Extracted records:
○ ○ ○ ○ ○ ○ ○
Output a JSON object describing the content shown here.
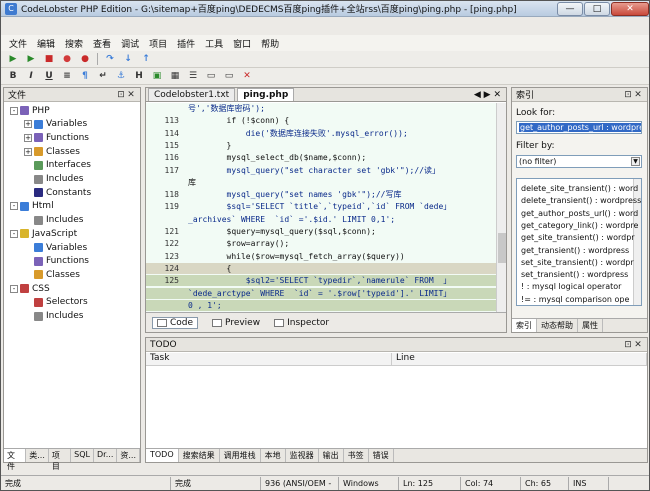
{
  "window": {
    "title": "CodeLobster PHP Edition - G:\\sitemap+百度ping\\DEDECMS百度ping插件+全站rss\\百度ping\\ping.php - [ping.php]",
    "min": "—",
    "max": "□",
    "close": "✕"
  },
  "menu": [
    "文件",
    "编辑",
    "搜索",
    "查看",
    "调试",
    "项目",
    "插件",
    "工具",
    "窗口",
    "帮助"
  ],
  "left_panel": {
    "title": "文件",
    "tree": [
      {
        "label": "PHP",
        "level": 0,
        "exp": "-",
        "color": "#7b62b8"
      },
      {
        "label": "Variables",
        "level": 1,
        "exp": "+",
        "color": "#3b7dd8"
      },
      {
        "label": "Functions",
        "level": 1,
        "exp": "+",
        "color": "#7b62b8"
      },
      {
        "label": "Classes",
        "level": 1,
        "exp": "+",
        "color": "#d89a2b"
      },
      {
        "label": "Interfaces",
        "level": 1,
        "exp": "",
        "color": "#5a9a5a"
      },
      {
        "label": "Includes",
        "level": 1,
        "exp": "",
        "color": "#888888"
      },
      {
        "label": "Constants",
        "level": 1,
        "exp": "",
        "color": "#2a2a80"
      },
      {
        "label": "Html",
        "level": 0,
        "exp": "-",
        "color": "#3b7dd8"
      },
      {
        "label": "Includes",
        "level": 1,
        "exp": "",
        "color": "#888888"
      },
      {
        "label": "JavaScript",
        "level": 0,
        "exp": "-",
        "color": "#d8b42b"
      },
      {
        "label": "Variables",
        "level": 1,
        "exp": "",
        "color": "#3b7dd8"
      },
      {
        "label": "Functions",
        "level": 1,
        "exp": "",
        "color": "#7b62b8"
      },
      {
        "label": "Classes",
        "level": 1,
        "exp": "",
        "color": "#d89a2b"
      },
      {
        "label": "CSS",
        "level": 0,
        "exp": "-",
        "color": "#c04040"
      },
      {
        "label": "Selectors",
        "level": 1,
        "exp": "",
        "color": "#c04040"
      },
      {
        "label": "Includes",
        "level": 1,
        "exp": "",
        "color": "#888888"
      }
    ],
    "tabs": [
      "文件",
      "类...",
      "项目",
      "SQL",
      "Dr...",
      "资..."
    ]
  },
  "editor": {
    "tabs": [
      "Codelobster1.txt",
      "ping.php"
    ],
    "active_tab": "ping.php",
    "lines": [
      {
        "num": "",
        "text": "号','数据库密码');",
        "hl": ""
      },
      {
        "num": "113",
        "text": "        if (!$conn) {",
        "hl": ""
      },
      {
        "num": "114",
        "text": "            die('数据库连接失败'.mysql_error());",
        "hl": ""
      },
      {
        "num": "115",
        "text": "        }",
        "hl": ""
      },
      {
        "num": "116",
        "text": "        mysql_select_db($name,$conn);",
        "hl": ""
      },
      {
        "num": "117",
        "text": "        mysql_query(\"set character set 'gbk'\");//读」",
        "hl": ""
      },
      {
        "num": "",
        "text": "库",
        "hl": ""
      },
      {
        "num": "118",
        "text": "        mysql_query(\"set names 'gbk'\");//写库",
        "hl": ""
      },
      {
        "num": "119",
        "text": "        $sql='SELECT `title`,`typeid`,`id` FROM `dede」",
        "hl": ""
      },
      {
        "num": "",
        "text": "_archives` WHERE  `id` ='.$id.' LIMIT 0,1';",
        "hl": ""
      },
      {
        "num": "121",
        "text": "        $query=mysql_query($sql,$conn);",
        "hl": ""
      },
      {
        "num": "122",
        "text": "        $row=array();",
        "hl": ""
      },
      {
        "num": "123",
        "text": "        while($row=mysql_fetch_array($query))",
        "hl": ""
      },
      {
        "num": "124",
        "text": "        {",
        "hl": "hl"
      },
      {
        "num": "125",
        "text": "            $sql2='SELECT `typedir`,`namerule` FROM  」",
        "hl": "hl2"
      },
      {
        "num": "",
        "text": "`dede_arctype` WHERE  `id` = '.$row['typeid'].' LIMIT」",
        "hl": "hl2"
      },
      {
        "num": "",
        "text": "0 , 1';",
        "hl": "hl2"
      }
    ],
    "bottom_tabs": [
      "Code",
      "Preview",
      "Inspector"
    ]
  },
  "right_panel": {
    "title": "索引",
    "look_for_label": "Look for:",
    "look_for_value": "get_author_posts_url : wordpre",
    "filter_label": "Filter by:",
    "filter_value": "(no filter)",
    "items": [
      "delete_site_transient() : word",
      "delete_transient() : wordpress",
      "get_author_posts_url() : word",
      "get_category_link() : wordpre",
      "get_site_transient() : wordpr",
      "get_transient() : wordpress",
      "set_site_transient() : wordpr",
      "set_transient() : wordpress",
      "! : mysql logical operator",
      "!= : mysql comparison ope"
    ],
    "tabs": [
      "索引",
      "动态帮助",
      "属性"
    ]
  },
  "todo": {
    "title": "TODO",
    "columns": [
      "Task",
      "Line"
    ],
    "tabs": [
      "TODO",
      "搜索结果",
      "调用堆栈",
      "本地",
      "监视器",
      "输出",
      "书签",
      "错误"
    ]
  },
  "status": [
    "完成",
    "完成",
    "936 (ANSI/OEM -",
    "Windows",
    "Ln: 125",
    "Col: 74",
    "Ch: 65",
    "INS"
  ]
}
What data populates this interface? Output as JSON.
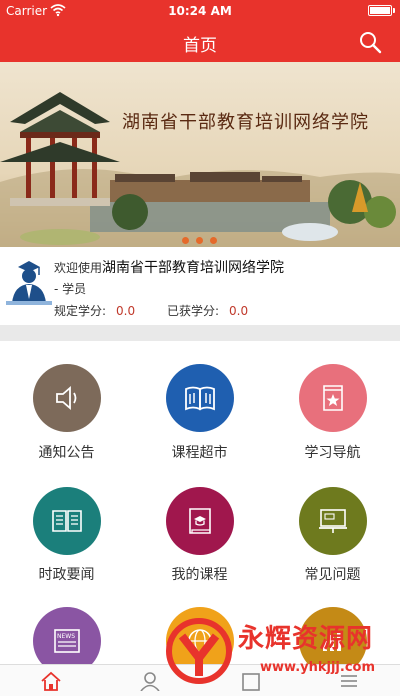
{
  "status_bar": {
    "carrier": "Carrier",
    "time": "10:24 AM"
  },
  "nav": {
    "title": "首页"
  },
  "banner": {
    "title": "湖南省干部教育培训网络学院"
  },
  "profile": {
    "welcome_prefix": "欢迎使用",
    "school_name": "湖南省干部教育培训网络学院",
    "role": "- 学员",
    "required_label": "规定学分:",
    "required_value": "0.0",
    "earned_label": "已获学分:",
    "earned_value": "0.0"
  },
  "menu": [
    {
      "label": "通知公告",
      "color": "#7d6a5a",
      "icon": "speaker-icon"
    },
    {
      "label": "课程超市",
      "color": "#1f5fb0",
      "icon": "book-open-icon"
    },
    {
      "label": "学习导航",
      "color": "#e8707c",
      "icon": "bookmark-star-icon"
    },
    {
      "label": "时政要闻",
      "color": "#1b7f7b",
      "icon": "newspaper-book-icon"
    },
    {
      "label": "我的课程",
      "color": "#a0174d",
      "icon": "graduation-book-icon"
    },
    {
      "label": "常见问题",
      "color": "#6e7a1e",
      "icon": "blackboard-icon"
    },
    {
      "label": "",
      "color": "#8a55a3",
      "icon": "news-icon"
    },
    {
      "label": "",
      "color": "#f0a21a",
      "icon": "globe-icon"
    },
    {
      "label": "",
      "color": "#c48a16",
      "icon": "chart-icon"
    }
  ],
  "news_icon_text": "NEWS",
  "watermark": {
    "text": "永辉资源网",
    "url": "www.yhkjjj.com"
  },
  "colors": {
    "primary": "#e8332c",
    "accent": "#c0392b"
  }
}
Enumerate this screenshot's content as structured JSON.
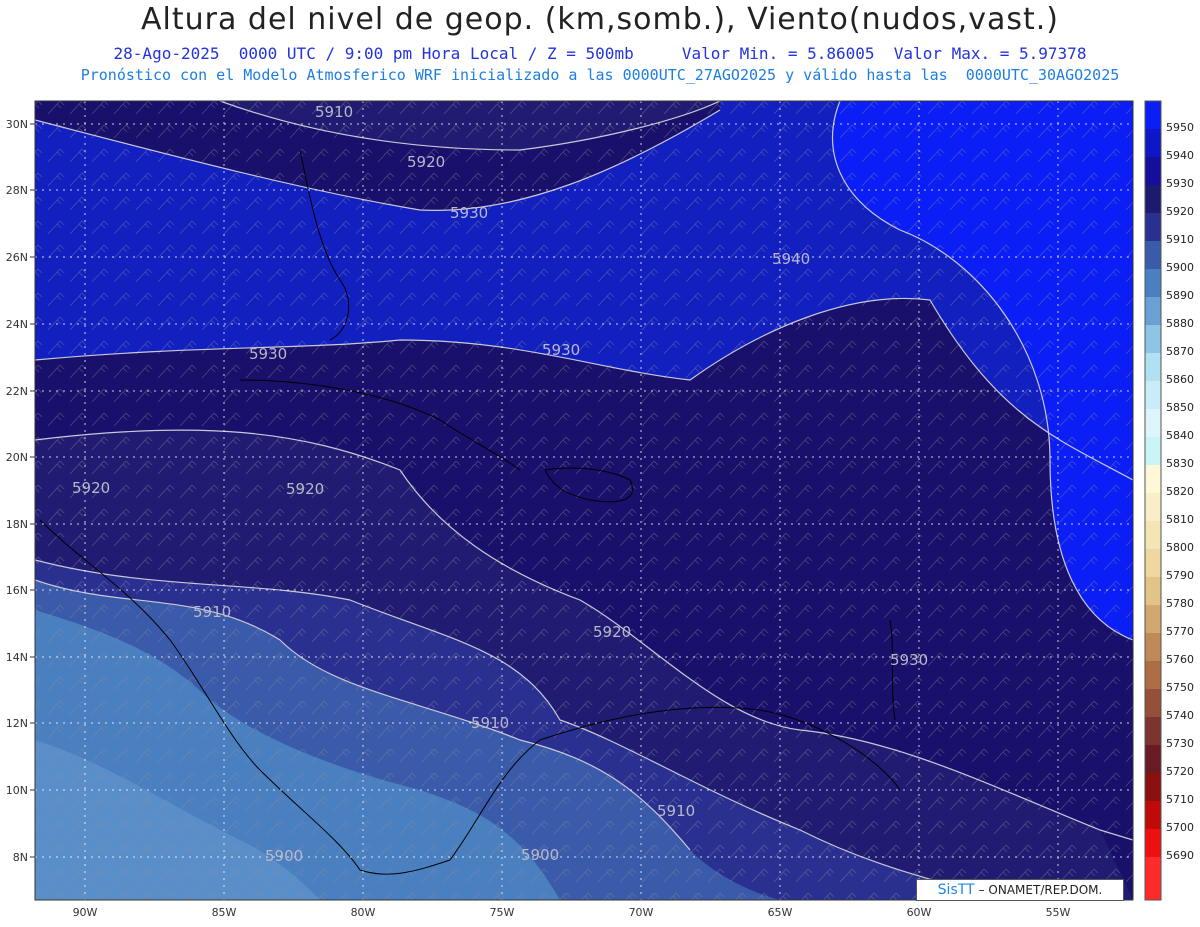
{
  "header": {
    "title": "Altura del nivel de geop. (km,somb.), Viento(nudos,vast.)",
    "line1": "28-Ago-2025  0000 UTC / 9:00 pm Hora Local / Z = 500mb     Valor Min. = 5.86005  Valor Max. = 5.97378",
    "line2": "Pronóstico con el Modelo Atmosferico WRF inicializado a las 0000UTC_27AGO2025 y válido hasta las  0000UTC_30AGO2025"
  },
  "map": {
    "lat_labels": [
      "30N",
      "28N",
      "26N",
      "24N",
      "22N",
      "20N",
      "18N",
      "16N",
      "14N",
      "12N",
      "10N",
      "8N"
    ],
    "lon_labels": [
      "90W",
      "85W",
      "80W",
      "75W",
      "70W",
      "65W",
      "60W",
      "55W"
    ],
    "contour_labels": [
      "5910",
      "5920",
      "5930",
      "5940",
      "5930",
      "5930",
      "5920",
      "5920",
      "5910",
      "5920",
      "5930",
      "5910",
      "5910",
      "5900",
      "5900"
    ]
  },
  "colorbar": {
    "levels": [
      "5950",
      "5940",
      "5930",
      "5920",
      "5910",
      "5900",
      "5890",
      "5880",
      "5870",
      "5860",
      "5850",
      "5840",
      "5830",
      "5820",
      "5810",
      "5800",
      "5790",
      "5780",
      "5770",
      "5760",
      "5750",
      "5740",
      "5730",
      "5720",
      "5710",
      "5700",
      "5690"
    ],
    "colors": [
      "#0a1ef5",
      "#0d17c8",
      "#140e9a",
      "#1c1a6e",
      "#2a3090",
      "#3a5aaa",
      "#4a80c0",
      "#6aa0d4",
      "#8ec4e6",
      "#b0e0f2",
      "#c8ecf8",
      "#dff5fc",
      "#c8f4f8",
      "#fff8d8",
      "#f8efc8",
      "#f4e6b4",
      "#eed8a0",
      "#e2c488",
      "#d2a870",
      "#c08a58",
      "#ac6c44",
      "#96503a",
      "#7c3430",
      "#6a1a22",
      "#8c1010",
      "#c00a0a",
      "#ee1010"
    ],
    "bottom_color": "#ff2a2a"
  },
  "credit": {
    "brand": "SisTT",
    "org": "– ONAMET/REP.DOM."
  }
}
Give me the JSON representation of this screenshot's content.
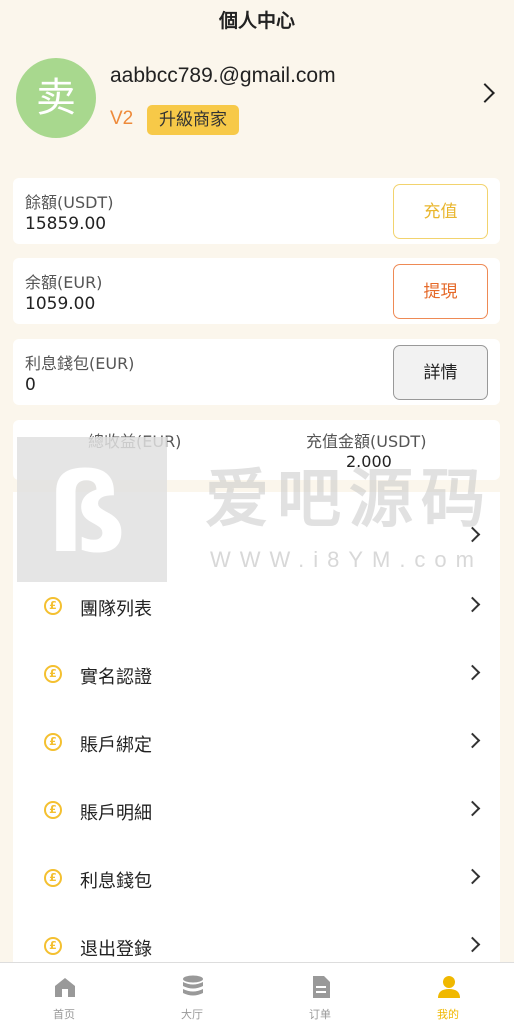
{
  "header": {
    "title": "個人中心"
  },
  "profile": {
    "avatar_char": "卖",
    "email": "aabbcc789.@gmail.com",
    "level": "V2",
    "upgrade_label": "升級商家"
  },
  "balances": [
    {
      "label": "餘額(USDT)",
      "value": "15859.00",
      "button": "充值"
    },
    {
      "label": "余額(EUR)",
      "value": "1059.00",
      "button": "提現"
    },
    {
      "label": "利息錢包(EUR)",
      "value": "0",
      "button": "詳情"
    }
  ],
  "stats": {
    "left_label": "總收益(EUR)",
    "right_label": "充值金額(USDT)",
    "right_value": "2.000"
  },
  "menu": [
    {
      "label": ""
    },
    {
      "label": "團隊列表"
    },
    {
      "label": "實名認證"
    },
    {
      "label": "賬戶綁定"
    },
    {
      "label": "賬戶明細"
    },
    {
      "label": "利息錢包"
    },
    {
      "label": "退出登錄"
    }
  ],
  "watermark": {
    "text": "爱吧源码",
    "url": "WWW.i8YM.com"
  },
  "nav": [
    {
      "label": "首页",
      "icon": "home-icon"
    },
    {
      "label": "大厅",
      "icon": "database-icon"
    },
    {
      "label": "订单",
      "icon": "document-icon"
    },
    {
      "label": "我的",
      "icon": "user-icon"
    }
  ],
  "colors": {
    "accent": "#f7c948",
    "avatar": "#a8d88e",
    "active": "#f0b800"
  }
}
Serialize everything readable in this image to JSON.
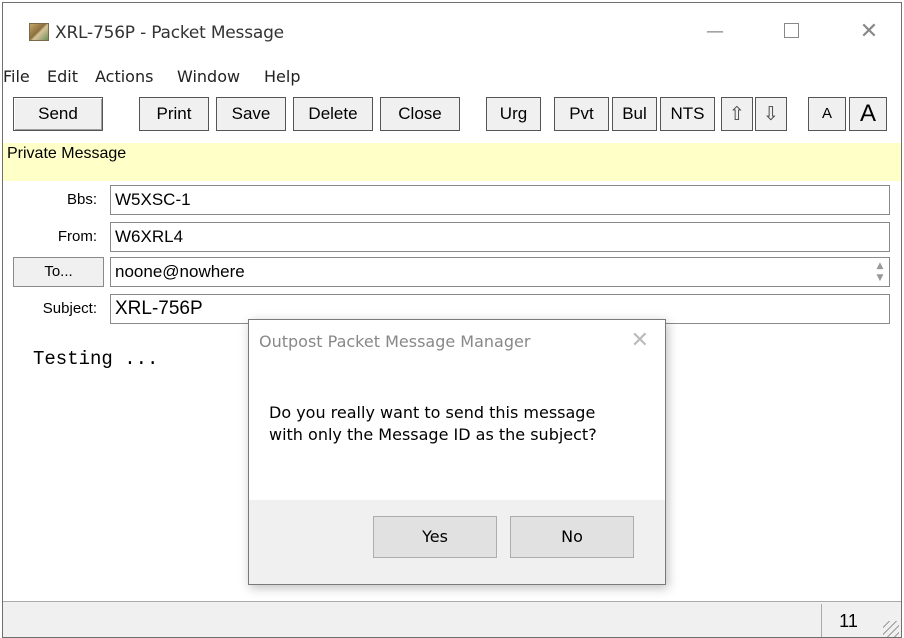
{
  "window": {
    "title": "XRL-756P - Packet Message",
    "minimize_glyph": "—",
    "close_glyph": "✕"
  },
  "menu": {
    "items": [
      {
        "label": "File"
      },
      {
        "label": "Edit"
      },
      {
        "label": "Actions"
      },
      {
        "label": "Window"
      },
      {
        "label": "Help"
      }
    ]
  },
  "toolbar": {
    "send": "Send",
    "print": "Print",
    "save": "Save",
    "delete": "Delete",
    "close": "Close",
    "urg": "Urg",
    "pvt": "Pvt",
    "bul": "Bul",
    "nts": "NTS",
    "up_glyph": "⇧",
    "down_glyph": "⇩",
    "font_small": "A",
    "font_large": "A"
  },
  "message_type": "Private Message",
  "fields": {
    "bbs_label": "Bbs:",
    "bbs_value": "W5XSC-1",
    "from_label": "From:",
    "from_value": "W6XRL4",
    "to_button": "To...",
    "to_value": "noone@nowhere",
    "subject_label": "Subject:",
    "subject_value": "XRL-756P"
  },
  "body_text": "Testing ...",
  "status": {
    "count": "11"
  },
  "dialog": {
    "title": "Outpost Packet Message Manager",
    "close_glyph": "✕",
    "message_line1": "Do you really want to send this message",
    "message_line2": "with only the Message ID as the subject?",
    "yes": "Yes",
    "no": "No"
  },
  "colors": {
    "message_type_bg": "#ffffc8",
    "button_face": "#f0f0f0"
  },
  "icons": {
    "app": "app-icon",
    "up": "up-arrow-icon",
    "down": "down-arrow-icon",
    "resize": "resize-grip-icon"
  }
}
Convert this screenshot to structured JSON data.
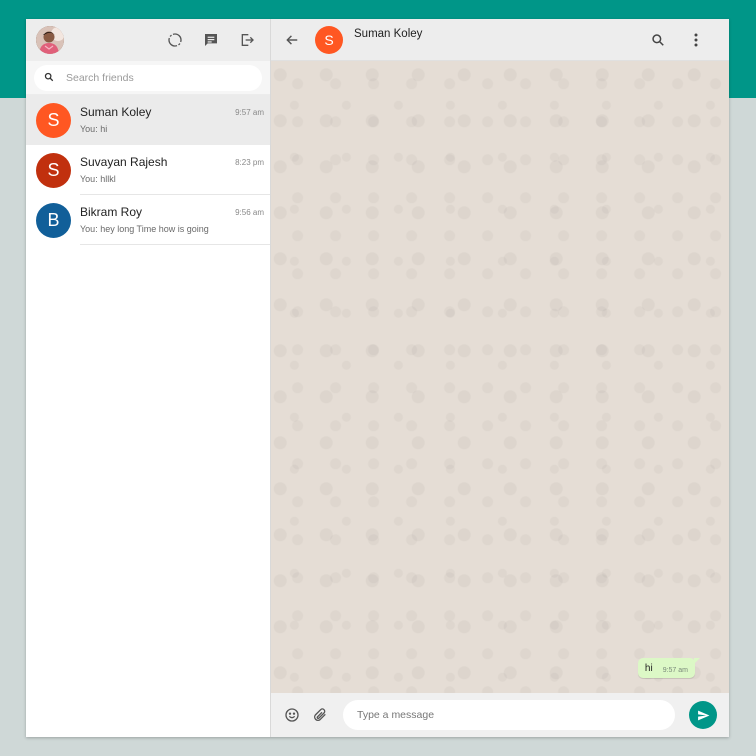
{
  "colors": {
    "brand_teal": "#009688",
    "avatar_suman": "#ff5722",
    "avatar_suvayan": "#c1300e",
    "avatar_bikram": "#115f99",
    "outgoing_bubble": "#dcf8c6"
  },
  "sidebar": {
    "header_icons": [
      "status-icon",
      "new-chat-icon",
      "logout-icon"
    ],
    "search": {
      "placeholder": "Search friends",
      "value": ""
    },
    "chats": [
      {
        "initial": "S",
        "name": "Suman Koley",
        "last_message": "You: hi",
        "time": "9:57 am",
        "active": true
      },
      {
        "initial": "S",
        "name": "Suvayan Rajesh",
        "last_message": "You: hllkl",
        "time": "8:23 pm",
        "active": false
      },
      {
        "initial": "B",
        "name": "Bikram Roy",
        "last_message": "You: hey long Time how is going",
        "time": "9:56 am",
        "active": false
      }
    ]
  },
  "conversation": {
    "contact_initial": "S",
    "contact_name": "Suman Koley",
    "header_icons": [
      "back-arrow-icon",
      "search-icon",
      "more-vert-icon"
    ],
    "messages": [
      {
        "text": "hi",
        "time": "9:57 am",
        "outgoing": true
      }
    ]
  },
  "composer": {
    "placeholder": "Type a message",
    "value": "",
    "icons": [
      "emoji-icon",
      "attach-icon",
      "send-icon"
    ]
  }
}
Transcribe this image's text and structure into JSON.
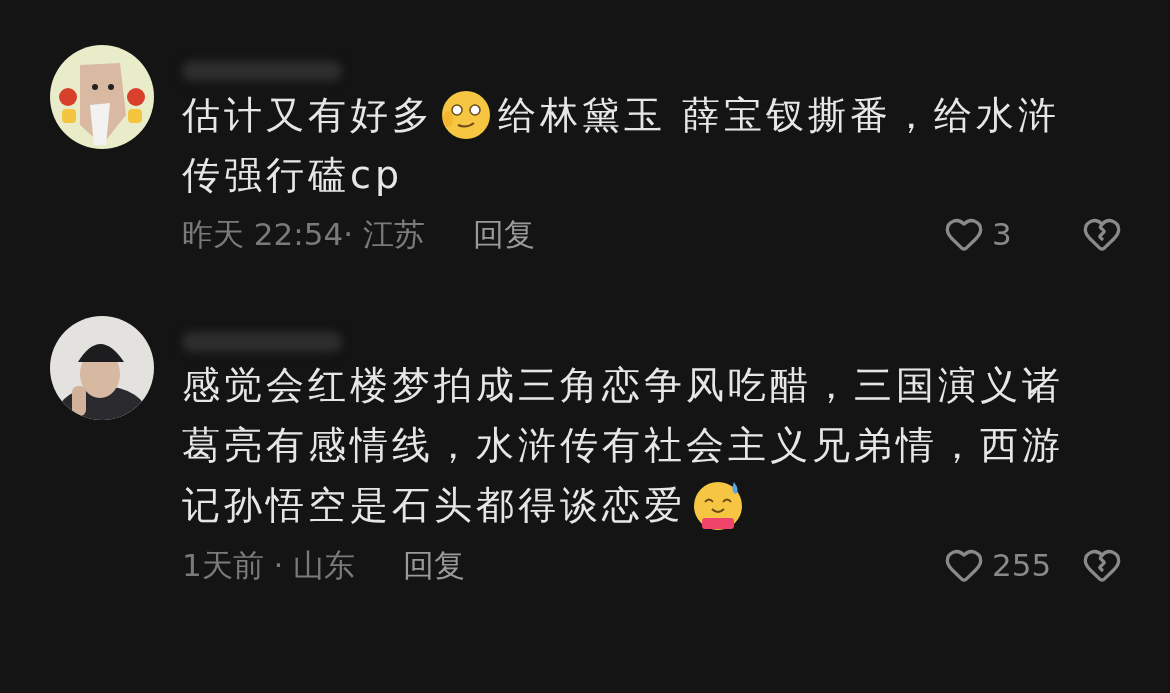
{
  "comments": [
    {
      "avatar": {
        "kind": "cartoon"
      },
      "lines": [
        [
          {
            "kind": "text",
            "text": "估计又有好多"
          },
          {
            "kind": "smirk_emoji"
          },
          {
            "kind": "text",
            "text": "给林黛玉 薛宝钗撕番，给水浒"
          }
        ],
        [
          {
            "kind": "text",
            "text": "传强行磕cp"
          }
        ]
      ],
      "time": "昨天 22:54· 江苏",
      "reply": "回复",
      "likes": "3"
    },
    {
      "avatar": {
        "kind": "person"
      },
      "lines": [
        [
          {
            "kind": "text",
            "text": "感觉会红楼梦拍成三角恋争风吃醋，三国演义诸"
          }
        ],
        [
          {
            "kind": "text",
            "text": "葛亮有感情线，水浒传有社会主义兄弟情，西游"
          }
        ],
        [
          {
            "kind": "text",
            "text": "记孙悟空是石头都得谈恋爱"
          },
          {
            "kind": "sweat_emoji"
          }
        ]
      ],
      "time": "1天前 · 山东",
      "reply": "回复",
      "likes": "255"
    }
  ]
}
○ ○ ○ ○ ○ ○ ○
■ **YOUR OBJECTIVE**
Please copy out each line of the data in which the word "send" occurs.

■ **EXERCISE ANSWER**
    "send": "Send",
    "message_line1": "Do you really want to send this message",
      "send-icon"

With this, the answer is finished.